Skip to main content

The Globe and Mail

Road to Gordon Lightfoot's live album was no carefree highway

Gordon Lightfoot strides onto the stage during a visit to Massey Hall in Toronto on April 10, 2012.

Moe Doiron/Moe Doiron/The Globe and Mail

"Call me a perfectionist, if you like."

Gordon Lightfoot is at Massey Hall, speaking in a dressing room he knows so well, about his new album, All Live, a compilation of concert cuts recorded from 1998 to 2001 at the corner of Shuter and Victoria streets in downtown Toronto.

"What you're hearing on this record is us," Lightfoot continues, "at our peak, here, first attempt."

Story continues below advertisement

What you don't hear are overdubs or re-recorded elements pasted in to cover mistakes in the original performances or recordings. Neither do you hear any manipulation of the audio. "I wasn't going to remix anything," says Lightfoot, his voice nasal but firm, recalling the unmistakable tone of Floyd the Barber from The Andy Griffith Show. "I wanted it to be the raw mix onstage."

Call him a perfectionist if you like, but Lightfoot wasn't going to be caught dead releasing an inferior recording. And, honestly, it almost came to that. While he was in the hospital after suffering an aortic aneurysm in 2001, a contingency plan was drawn up involving the release of a posthumous album using material from Massey recorded in 1998. "They weren't sure at that point if I was going to live or not," the gaunt but spry enough 73-year-old explains.

Of course, the singer survived, more recent ghoulish, erroneous news reports notwithstanding. Still, given his age and health, the idea for a posthumous release – "after I'm pushing up daisies" – was still alive. In 2007, Lightfoot decided to start going through the concert tapes himself, rather than leaving the choices to others.

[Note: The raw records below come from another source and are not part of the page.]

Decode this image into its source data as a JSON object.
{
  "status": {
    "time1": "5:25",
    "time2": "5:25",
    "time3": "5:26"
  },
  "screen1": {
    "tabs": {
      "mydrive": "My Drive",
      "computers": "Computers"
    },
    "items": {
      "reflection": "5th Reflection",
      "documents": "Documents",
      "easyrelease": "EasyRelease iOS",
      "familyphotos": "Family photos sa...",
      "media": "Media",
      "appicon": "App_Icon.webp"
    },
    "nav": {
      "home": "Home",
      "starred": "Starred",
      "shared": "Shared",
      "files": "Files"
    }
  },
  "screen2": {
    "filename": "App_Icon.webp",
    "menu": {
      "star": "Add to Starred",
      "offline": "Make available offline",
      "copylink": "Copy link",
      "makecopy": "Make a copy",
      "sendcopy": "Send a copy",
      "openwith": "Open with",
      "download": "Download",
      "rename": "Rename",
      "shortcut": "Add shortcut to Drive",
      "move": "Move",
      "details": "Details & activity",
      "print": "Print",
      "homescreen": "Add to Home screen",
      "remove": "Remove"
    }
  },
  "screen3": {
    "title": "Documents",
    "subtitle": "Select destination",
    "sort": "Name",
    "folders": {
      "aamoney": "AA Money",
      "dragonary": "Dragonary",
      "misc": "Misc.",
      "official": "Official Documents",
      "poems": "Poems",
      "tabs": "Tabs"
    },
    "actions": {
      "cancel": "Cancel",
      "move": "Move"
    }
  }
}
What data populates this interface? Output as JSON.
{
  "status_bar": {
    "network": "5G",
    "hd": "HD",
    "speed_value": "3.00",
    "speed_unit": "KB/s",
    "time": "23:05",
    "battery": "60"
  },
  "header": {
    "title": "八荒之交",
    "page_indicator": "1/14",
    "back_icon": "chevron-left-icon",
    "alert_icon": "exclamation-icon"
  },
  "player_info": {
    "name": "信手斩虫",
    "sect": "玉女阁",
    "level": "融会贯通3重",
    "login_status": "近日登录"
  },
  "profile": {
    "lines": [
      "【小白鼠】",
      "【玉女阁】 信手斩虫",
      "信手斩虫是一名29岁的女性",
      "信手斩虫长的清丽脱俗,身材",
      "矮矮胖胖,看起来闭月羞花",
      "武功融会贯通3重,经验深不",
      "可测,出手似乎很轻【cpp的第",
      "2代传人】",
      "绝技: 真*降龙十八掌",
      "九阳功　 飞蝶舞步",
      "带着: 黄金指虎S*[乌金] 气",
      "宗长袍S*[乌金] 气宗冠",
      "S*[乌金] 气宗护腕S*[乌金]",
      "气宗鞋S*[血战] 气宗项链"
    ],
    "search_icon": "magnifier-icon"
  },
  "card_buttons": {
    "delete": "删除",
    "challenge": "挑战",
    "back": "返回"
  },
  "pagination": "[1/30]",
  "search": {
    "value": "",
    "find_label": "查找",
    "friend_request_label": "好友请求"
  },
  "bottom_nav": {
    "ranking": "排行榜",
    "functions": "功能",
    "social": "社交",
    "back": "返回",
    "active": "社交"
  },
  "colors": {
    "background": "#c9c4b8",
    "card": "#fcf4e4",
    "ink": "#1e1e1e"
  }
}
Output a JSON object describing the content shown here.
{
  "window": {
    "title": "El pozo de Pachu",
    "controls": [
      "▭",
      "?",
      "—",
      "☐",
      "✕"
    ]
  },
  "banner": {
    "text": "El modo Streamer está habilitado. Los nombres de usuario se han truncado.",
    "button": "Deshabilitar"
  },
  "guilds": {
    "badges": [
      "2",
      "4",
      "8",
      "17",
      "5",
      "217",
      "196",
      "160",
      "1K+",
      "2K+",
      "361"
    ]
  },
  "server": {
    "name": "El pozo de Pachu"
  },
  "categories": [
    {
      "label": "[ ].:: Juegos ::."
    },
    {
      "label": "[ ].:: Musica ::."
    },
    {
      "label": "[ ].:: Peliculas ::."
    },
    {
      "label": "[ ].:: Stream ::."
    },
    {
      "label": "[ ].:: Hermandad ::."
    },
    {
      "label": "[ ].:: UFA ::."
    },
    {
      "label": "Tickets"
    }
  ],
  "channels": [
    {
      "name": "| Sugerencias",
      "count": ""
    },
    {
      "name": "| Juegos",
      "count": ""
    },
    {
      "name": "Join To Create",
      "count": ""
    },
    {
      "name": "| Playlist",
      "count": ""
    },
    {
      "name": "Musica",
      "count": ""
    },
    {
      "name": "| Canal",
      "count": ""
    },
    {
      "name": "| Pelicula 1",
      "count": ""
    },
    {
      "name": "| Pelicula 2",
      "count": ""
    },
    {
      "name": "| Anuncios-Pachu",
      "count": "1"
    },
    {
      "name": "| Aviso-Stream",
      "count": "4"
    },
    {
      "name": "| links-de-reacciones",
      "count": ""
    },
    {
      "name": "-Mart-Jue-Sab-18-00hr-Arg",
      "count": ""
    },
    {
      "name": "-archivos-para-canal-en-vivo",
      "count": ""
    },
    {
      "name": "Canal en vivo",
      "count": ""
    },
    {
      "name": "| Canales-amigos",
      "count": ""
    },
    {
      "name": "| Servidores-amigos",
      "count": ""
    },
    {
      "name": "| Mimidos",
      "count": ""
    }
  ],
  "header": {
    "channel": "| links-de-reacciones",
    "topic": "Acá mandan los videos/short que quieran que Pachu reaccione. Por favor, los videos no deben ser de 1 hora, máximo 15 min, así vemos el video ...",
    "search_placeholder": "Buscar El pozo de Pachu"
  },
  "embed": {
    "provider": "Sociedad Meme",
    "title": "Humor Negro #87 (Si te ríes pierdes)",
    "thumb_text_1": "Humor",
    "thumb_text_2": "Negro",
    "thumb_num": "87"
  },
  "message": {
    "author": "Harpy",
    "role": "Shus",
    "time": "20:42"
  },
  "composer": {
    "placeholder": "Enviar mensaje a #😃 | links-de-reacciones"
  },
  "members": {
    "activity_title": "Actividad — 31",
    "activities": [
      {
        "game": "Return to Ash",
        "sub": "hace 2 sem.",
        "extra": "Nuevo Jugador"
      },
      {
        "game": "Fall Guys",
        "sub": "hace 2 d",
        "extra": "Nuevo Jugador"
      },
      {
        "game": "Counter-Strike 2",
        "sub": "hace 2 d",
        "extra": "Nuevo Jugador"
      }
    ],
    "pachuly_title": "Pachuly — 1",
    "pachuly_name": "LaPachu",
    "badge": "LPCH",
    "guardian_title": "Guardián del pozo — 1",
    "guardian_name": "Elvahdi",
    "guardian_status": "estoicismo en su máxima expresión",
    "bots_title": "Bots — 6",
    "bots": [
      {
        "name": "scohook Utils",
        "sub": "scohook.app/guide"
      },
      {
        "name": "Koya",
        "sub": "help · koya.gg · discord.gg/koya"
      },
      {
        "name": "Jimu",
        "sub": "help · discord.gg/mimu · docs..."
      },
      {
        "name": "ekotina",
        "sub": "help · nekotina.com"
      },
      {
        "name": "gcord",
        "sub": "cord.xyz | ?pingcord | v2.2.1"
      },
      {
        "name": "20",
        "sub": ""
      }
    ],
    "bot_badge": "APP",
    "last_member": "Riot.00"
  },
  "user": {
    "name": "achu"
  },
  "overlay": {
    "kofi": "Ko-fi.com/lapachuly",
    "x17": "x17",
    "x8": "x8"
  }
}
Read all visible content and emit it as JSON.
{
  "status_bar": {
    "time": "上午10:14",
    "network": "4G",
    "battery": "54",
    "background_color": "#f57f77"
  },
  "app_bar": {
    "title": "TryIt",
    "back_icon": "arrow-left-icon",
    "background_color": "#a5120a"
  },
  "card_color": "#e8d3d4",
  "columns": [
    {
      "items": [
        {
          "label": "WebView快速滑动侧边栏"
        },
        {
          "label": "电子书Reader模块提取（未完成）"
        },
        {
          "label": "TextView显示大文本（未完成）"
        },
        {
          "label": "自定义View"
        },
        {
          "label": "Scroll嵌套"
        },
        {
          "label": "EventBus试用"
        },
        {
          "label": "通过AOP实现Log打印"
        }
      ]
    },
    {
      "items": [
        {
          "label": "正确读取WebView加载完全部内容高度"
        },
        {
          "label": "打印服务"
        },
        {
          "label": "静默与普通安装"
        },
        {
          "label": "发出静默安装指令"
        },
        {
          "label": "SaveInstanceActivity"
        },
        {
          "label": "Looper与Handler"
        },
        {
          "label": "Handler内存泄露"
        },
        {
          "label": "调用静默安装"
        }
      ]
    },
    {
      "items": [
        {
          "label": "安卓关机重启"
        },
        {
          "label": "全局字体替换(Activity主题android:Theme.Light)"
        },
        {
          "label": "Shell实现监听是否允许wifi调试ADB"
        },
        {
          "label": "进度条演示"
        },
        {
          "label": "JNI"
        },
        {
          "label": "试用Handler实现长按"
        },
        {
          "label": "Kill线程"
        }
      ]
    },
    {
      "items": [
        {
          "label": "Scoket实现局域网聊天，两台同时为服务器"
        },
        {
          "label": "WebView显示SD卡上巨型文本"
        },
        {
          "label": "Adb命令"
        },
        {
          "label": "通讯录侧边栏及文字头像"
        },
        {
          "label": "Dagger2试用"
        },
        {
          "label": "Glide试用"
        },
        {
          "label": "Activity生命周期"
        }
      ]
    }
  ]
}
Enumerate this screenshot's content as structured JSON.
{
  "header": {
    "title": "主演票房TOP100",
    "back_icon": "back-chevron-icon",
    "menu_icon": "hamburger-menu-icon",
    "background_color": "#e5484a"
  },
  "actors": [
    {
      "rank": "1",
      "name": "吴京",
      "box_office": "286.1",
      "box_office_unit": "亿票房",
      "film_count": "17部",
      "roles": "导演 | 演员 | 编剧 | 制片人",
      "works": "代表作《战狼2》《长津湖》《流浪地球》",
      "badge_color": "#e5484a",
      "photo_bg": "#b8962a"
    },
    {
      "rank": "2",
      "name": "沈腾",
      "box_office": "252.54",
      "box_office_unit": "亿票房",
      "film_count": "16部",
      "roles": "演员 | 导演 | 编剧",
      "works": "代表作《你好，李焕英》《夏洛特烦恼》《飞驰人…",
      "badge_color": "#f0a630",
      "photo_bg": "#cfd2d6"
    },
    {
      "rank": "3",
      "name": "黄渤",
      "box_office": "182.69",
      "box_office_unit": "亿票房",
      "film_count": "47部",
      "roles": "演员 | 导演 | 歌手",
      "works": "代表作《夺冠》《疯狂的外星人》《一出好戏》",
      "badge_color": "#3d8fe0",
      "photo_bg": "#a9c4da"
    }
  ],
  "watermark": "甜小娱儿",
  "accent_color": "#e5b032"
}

All the material from the vaults came from Massey shows – he has played the red-doored dandy on more than 150 occasions – recorded in 1998, 1999, 2001, 2006 and 2008. Lightfoot quickly dismissed the post-illness performances as being inferior, and so he settled on the earlier shows. "The vocals were full," he says. "The band was at full strength."

Lightfoot wasn't happy with the original album with 1998 material; he didn't like the flow, and he didn't like the dialogue between songs. "I like to sing a lot more than I like to talk."

Poring over the material, he came up with 30 "good" performances. Eleven of them had minor mistakes: "Being the perfectionist that I am," he wouldn't use them. After that, the sound levels of the remaining 19 tracks, culled from six concerts, needed to be matched.

One would think, in a digital age, that equalizing the volume levels would be a quick, easy thing. But? "Numbers will tell you a certain amount," Lightfoot explains. "But for the rest, you have to do by ear."

Story continues below advertisement

The process took five years, all told. One wonders how long a more thorough job of packaging by the archival label Rhino would have delayed the album, which is being released Tuesday. Liner notes are disappointedly brief.

As well, the decision to produce a compilation of live tracks, rather than exclusively use the material from 1998, deprives the listener of a concert experience. Each song fades out, ruining any continuity or a sense of occasion derived from something such as Neil Young's extraordinary Live at Massey Hall 1971.

After our interview, Lightfoot walks down from the various rooms upstairs – "this is where I tune my guitar" – and steps onto the stage alone, strumming his Martin acoustic as he make his way to the centre of the boards.

There, unprompted, he picks at the notes and softly murmurs the words to 1983's Knotty Pine and I'll Tag Along from 1986. On the latter, his eyes are closed as he sings in an empty performance hall only to himself: "This time tomorrow, we might be all packed and gone; I believe it's best we carry on."

From the front row, I clap when he is finished. And Lightfoot has never seemed so perfect. Asked if he would ever commit to a Massey Hall farewell concert, the troubadour – this painter passing through – scoffs at the notion. "No, I will not," he says with conviction. "We will continue."

The stage is his, then. Turn on the lights, bring him in and call him whatever he wishes to be called. He has earned that much.

Story continues below advertisement

Report an error Licensing Options
About the Author

Brad Wheeler is an arts reporter with The Globe and Mail. More

Comments are closed

We have closed comments on this story for legal reasons. For more information on our commenting policies and how our community-based moderation works, please read our Community Guidelines and our Terms and Conditions.